§ Source data
▬▬▬

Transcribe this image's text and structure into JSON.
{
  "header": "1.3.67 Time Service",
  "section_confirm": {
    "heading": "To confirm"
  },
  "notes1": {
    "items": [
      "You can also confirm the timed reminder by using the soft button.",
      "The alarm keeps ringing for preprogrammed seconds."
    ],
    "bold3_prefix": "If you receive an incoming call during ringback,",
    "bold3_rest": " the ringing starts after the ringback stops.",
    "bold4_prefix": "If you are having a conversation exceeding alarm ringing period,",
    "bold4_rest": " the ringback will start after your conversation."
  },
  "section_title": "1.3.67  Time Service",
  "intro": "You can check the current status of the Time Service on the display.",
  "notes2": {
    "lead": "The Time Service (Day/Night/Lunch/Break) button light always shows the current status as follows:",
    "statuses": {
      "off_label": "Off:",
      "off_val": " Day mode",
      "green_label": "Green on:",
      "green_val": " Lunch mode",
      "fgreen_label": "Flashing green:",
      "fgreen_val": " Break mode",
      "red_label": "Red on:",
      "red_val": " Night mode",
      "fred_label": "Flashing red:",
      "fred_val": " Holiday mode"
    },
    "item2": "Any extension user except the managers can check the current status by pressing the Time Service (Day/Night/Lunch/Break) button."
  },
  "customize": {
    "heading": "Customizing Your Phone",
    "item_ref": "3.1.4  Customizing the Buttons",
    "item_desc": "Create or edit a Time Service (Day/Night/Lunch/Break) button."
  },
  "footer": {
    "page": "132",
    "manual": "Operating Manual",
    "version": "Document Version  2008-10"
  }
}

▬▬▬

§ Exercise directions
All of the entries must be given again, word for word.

§ Response
Transcribe this image's text and structure into JSON.
{
  "header": "1.3.67 Time Service",
  "section_confirm": {
    "heading": "To confirm"
  },
  "notes1": {
    "items": [
      "You can also confirm the timed reminder by using the soft button.",
      "The alarm keeps ringing for preprogrammed seconds."
    ],
    "bold3_prefix": "If you receive an incoming call during ringback,",
    "bold3_rest": " the ringing starts after the ringback stops.",
    "bold4_prefix": "If you are having a conversation exceeding alarm ringing period,",
    "bold4_rest": " the ringback will start after your conversation."
  },
  "section_title": "1.3.67  Time Service",
  "intro": "You can check the current status of the Time Service on the display.",
  "notes2": {
    "lead": "The Time Service (Day/Night/Lunch/Break) button light always shows the current status as follows:",
    "statuses": {
      "off_label": "Off:",
      "off_val": " Day mode",
      "green_label": "Green on:",
      "green_val": " Lunch mode",
      "fgreen_label": "Flashing green:",
      "fgreen_val": " Break mode",
      "red_label": "Red on:",
      "red_val": " Night mode",
      "fred_label": "Flashing red:",
      "fred_val": " Holiday mode"
    },
    "item2": "Any extension user except the managers can check the current status by pressing the Time Service (Day/Night/Lunch/Break) button."
  },
  "customize": {
    "heading": "Customizing Your Phone",
    "item_ref": "3.1.4  Customizing the Buttons",
    "item_desc": "Create or edit a Time Service (Day/Night/Lunch/Break) button."
  },
  "footer": {
    "page": "132",
    "manual": "Operating Manual",
    "version": "Document Version  2008-10"
  }
}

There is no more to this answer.